Reflecting on a legacy of justice, compassion, and love, the Adventist Development and Relief Agency (ADRA), commemorated their 40th anniversary during their member meeting at Annual Council 2023 on October 9, 2023.. “October 10, 1983, was the day this body voted to form ADRA and establish the bylaws of an organization that has grown in scale from very humble beginnings to one with a global footprint,” stated Michael Kruger, president of ADRA International as he introduced a video report.
Following the video report was a thank you ceremony for ADRA pioneers Dr. Ralph S Watts and his wife, Pat. To celebrate their legacy of service, ADRA announced their new US$1 million entry program, which will train future Adventist professionals for ADRA work across the globe.
A History of Service
Since ADRA’s first major response to famine in Ethiopia in 1983, the organization has become globally renowned for its emergency aid. Since then, ADRA has responded to thousands of calamities and natural disasters across the globe.
“As we look at the media today, hurricanes seem stronger, tropical storms bring more devastation, droughts impact farmers, so ADRA has pivoted and changed to respond,” said Kruger.
The video highlighted three core pillars of ADRA’s work: health, community aid, and education. Specifically, their school feeding initiative, assistance in remote Mongolian communities, and recent Amazon school-build were projects of significant impact.
“Alongside these development pillars, we also recognize the growing need to amplify voices through advocacy,” Kruger added, speaking of ADRA’s first global advocacy campaign “Every Child. Everywhere. In School”. Initiated in 2019, the campaign garnered 1.3 million signatures, thanks to the help of church leaders and laypeople.

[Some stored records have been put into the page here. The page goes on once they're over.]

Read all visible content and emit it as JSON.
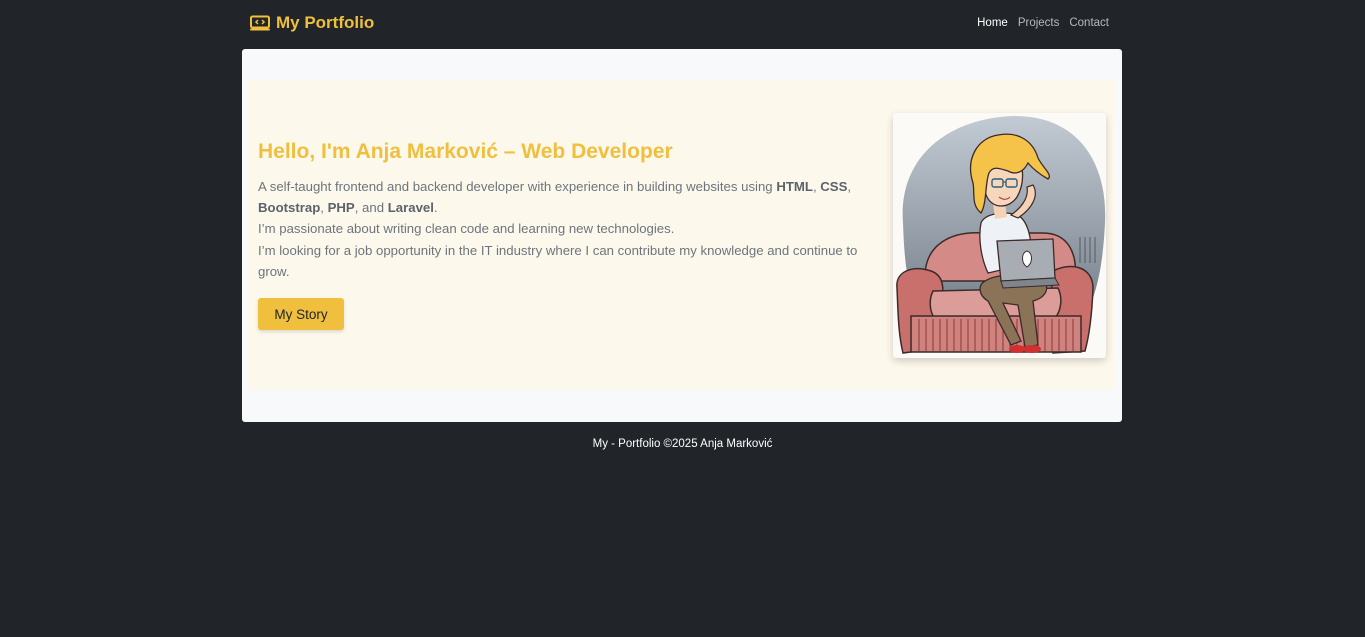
{
  "navbar": {
    "brand": "My Portfolio",
    "brand_icon": "code-icon",
    "links": [
      {
        "label": "Home",
        "active": true
      },
      {
        "label": "Projects",
        "active": false
      },
      {
        "label": "Contact",
        "active": false
      }
    ]
  },
  "hero": {
    "title": "Hello, I'm Anja Marković – Web Developer",
    "intro_prefix": "A self-taught frontend and backend developer with experience in building websites using ",
    "tech": [
      "HTML",
      "CSS",
      "Bootstrap",
      "PHP",
      "Laravel"
    ],
    "sep_comma": ", ",
    "sep_and": ", and ",
    "intro_suffix": ".",
    "line2": "I’m passionate about writing clean code and learning new technologies.",
    "line3": "I’m looking for a job opportunity in the IT industry where I can contribute my knowledge and continue to grow.",
    "button": "My Story",
    "illustration": "developer-illustration"
  },
  "footer": {
    "text": "My - Portfolio ©2025 Anja Marković"
  },
  "colors": {
    "page_bg": "#212529",
    "accent": "#f0bf3e",
    "card_bg": "#f7f9fb",
    "hero_bg": "#fdf8ec",
    "text_muted": "#6c757d"
  }
}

Stories of Pioneers
Following the video, Kruger invited Elder Watts to the stage, ADRA’s first and longest-serving president, to recognize his contribution in establishing ADRA in 1983 and growing it significantly in years after. Kruger, 90, still serves as a consultant to ADRA and remains passionate about mission.
“This is the man who laid the foundation, and [who] for 17 years sat in the seat I now sit in,” said Kruger, referring to Watts’ long standing role as president of ADRA International.

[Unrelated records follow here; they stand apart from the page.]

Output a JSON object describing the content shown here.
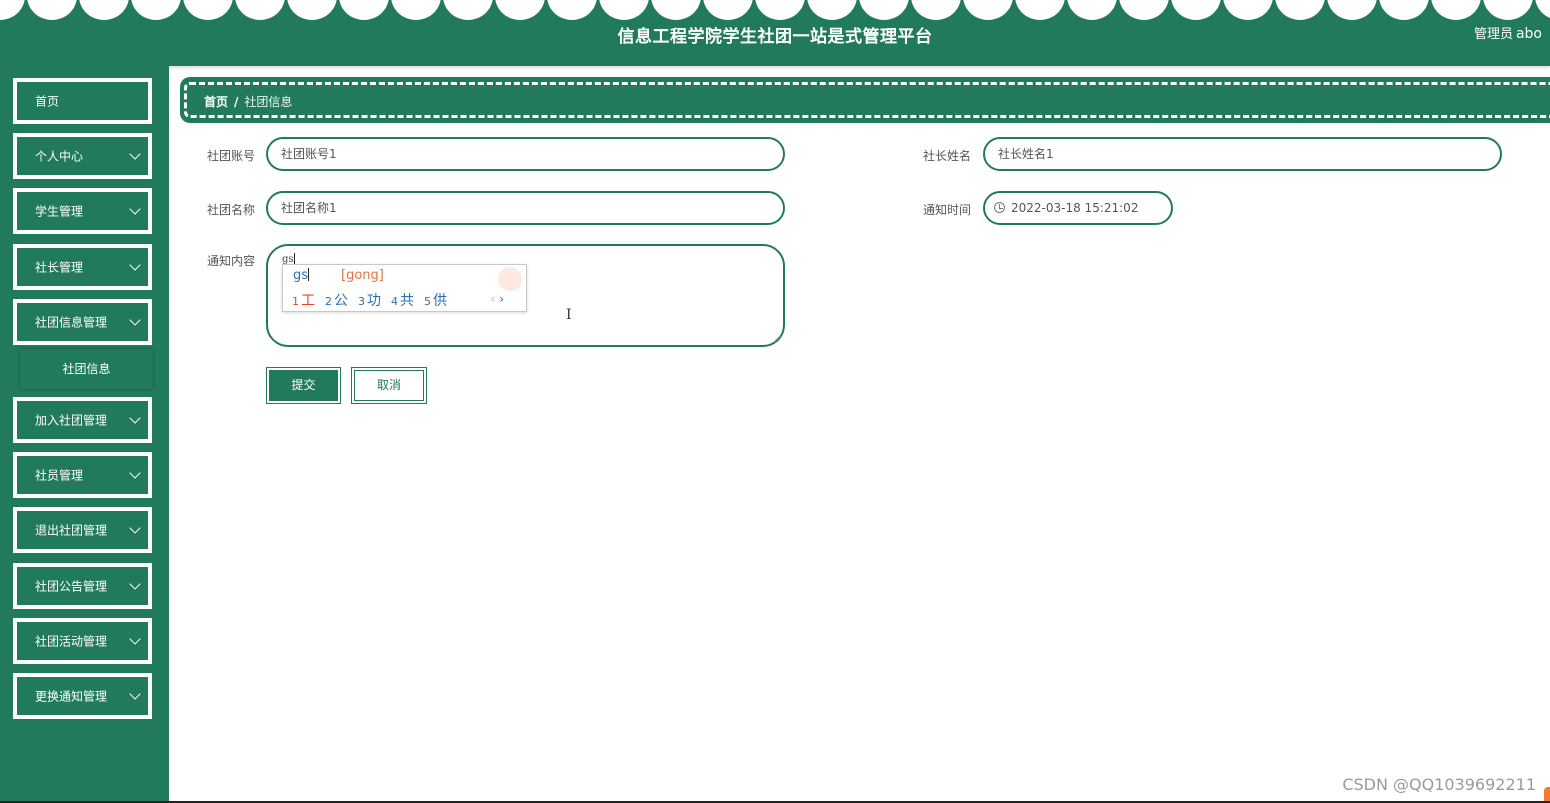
{
  "header": {
    "title": "信息工程学院学生社团一站是式管理平台",
    "user_role": "管理员",
    "user_name": "abo",
    "color": "#227a5d"
  },
  "sidebar": {
    "items": [
      {
        "label": "首页",
        "has_submenu": false
      },
      {
        "label": "个人中心",
        "has_submenu": true
      },
      {
        "label": "学生管理",
        "has_submenu": true
      },
      {
        "label": "社长管理",
        "has_submenu": true
      },
      {
        "label": "社团信息管理",
        "has_submenu": true,
        "expanded": true
      },
      {
        "label": "加入社团管理",
        "has_submenu": true
      },
      {
        "label": "社员管理",
        "has_submenu": true
      },
      {
        "label": "退出社团管理",
        "has_submenu": true
      },
      {
        "label": "社团公告管理",
        "has_submenu": true
      },
      {
        "label": "社团活动管理",
        "has_submenu": true
      },
      {
        "label": "更换通知管理",
        "has_submenu": true
      }
    ],
    "sub_item": "社团信息"
  },
  "breadcrumb": {
    "home": "首页",
    "separator": "/",
    "current": "社团信息"
  },
  "form": {
    "club_account": {
      "label": "社团账号",
      "value": "社团账号1"
    },
    "president_name": {
      "label": "社长姓名",
      "value": "社长姓名1"
    },
    "club_name": {
      "label": "社团名称",
      "value": "社团名称1"
    },
    "notify_time": {
      "label": "通知时间",
      "value": "2022-03-18 15:21:02"
    },
    "notify_content": {
      "label": "通知内容",
      "value": "gs"
    },
    "submit_label": "提交",
    "cancel_label": "取消"
  },
  "ime_popup": {
    "composition": "gs",
    "pinyin": "[gong]",
    "candidates": [
      {
        "num": "1",
        "text": "工"
      },
      {
        "num": "2",
        "text": "公"
      },
      {
        "num": "3",
        "text": "功"
      },
      {
        "num": "4",
        "text": "共"
      },
      {
        "num": "5",
        "text": "供"
      }
    ],
    "prev": "‹",
    "next": "›"
  },
  "watermark": "CSDN @QQ1039692211"
}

Drawing on a wealth of experience, Watts was invited to share some memories of his time with ADRA.
“When I look back 40 years and try to recall what it was like when I came to the GC at that time, the ADRA office was in the Review and Herald building and no one had ever heard of ADRA in the Adventist Church,” added Watts.
He continued by telling the story of how ADRA’s humanitarian effort during the Balkan War in the 1990s helped establish ADRA’s name and reputation.

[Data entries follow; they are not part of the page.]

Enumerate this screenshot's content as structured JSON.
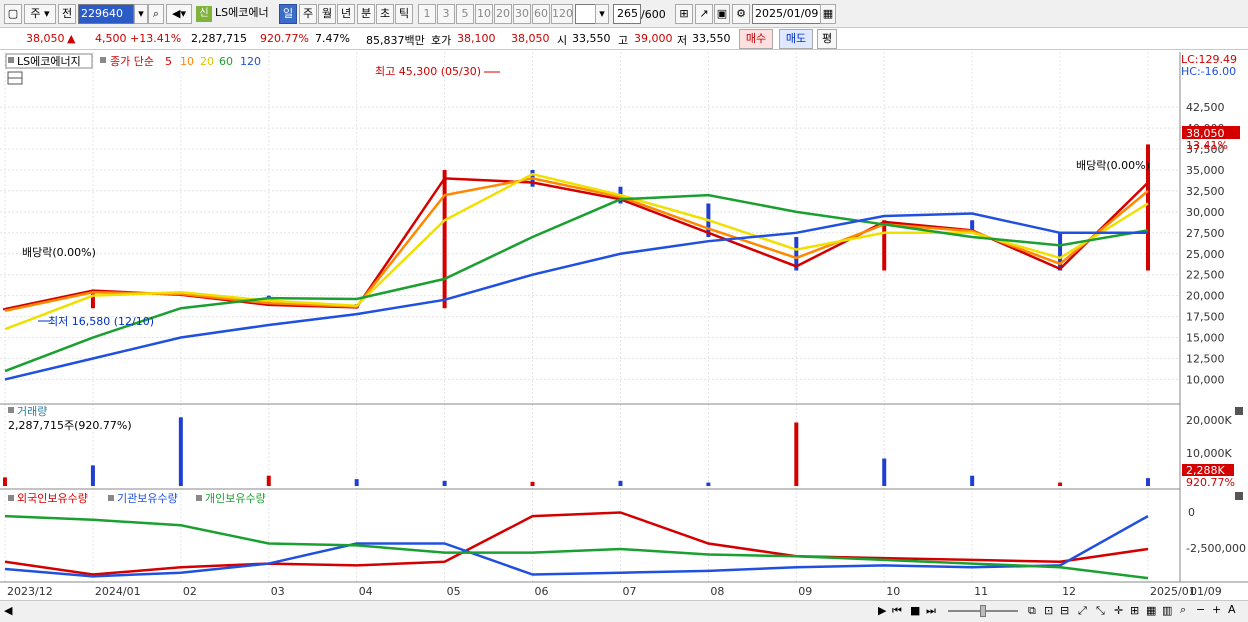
{
  "toolbar": {
    "period_main": "주",
    "prev_label": "전",
    "code": "229640",
    "credit_badge": "신",
    "stock_name": "LS에코에너",
    "periods": [
      "일",
      "주",
      "월",
      "년",
      "분",
      "초",
      "틱"
    ],
    "active_period": "일",
    "intervals": [
      "1",
      "3",
      "5",
      "10",
      "20",
      "30",
      "60",
      "120"
    ],
    "count_value": "265",
    "count_max": "/600",
    "date": "2025/01/09"
  },
  "quote": {
    "price": "38,050",
    "change_arrow": "▲",
    "change": "4,500",
    "change_pct": "+13.41%",
    "volume": "2,287,715",
    "volume_ratio": "920.77%",
    "turnover": "7.47%",
    "amount": "85,837백만",
    "ask_label": "호가",
    "ask_price": "38,100",
    "bid_price": "38,050",
    "open_label": "시",
    "open": "33,550",
    "high_label": "고",
    "high": "39,000",
    "low_label": "저",
    "low": "33,550",
    "buy_label": "매수",
    "sell_label": "매도",
    "eval_label": "평"
  },
  "price_panel": {
    "stock_tag": "LS에코에너지",
    "legend_prefix": "종가 단순",
    "ma_labels": [
      "5",
      "10",
      "20",
      "60",
      "120"
    ],
    "ma_colors": [
      "#d40000",
      "#ff8800",
      "#f0e000",
      "#1aa030",
      "#2050e0"
    ],
    "lc": "LC:129.49",
    "hc": "HC:-16.00",
    "current_price": "38,050",
    "current_pct": "13.41%",
    "high_note": "최고 45,300 (05/30)",
    "low_note": "최저 16,580 (12/10)",
    "dividend_left": "배당락(0.00%)",
    "dividend_right": "배당락(0.00%)",
    "y_ticks": [
      "42,500",
      "40,000",
      "37,500",
      "35,000",
      "32,500",
      "30,000",
      "27,500",
      "25,000",
      "22,500",
      "20,000",
      "17,500",
      "15,000",
      "12,500",
      "10,000"
    ]
  },
  "volume_panel": {
    "title": "거래량",
    "info": "2,287,715주(920.77%)",
    "y_ticks": [
      "20,000K",
      "10,000K"
    ],
    "current": "2,288K",
    "current_pct": "920.77%"
  },
  "holding_panel": {
    "legend": [
      "외국인보유수량",
      "기관보유수량",
      "개인보유수량"
    ],
    "legend_colors": [
      "#d40000",
      "#2050e0",
      "#1aa030"
    ],
    "y_ticks": [
      "0",
      "-2,500,000"
    ]
  },
  "x_axis": {
    "labels": [
      "2023/12",
      "2024/01",
      "02",
      "03",
      "04",
      "05",
      "06",
      "07",
      "08",
      "09",
      "10",
      "11",
      "12",
      "2025/01",
      "01/09"
    ]
  },
  "chart_data": {
    "type": "line",
    "title": "",
    "series": [
      {
        "name": "종가",
        "x": [
          "2023/12",
          "2024/01",
          "02",
          "03",
          "04",
          "05",
          "06",
          "07",
          "08",
          "09",
          "10",
          "11",
          "12",
          "2025/01"
        ],
        "values": [
          18500,
          20500,
          20000,
          19000,
          18500,
          35000,
          33000,
          31000,
          27000,
          23000,
          29000,
          27500,
          23000,
          38050
        ]
      },
      {
        "name": "5",
        "values": [
          18400,
          20600,
          20100,
          18900,
          18600,
          34000,
          33500,
          31500,
          27500,
          23500,
          28800,
          27800,
          23200,
          33500
        ]
      },
      {
        "name": "10",
        "values": [
          18200,
          20400,
          20200,
          19100,
          18700,
          32000,
          34000,
          31800,
          28000,
          24500,
          28500,
          27700,
          23800,
          32500
        ]
      },
      {
        "name": "20",
        "values": [
          16000,
          20000,
          20400,
          19400,
          18800,
          29000,
          34500,
          32000,
          29000,
          25500,
          27500,
          27500,
          24500,
          31000
        ]
      },
      {
        "name": "60",
        "values": [
          11000,
          15000,
          18500,
          19700,
          19600,
          22000,
          27000,
          31500,
          32000,
          30000,
          28500,
          27000,
          26000,
          27800
        ]
      },
      {
        "name": "120",
        "values": [
          10000,
          12500,
          15000,
          16500,
          17800,
          19500,
          22500,
          25000,
          26500,
          27500,
          29500,
          29800,
          27500,
          27500
        ]
      }
    ],
    "y_range": [
      8500,
      45500
    ],
    "volume_k": [
      2500,
      6000,
      20000,
      3000,
      2000,
      1500,
      1200,
      1500,
      1000,
      18500,
      8000,
      3000,
      1000,
      2288
    ],
    "holdings": {
      "foreign": [
        -2500000,
        -3200000,
        -2800000,
        -2600000,
        -2700000,
        -2500000,
        0,
        200000,
        -1500000,
        -2200000,
        -2300000,
        -2400000,
        -2500000,
        -1800000
      ],
      "institution": [
        -2900000,
        -3300000,
        -3100000,
        -2600000,
        -1500000,
        -1500000,
        -3200000,
        -3100000,
        -3000000,
        -2800000,
        -2700000,
        -2800000,
        -2700000,
        0
      ],
      "individual": [
        0,
        -200000,
        -500000,
        -1500000,
        -1600000,
        -2000000,
        -2000000,
        -1800000,
        -2100000,
        -2200000,
        -2400000,
        -2600000,
        -2800000,
        -3400000
      ]
    }
  }
}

“At that time, Sarajevo [Bosnia], a critical city, was shut off from the rest of the world,” he began. In response, ADRA established a postal service there and began distributing mail, resulting in thousands of people becoming familiar with ADRA, as it was stamped on every letter and package.
“The big lorries would come into Sarajevo and pick up the ADRA-stamped mail and distribute it across Europe and the world. What a blessing it was to provide this kind of service to the people there,” said Watts.
In a “tremendous surprise” for Watts, South Pacific Division lawyer Igor Radonič, was invited to the stage to share the impact of ADRA’s work on his faith. At only 11-years-old when the Balkan war broke out in 1992, his family relied on ADRA’s postal service.
“I sought refuge in nearby Serbia at my grandmother’s house, and the only way we knew my mum was alive was through her letters,” Radonič began. “ADRA also fed my mum during the war as well. She made a covenant with God that if her two children were safe and she survived the war, she would find a place to worship Him. So it’s because of ADRA that I became an Adventist.”
Embracing in a hug, Watts was moved by Radonič’s story. “I believe ADRA can play a significant role in preparing the hearts of people like this young man right here, to follow the Lord,” he said. “I believe the best days of ADRA’s ministry are ahead; I just wish I were 40 years younger!”
Recognizing a Legacy
ADRA’s segment at the Annual Council ended with the official recognition of Elder and Sister Watts’ mission work through the presentation of a trophy and the introduction of a new training program.
The “Ralph Watts New Entry Program” will see ADRA International invest one million US Dollars to develop young Adventist professionals for ADRA worldwide.
“What a thrill it is! I can’t believe this!” said Watts. “I’m honored and really humbled by this. I’m running out of words and that doesn’t happen too often!”
Speaking to their extensive service both in the United States and across the globe, Ted Wilson, General Conference president, officially thanked Elder and Sister Watts, before closing the segment with a prayer for them.
“Thank you for such extensive service. We are indebted to you both, and are extremely grateful for what God has done through you,” Wilson said.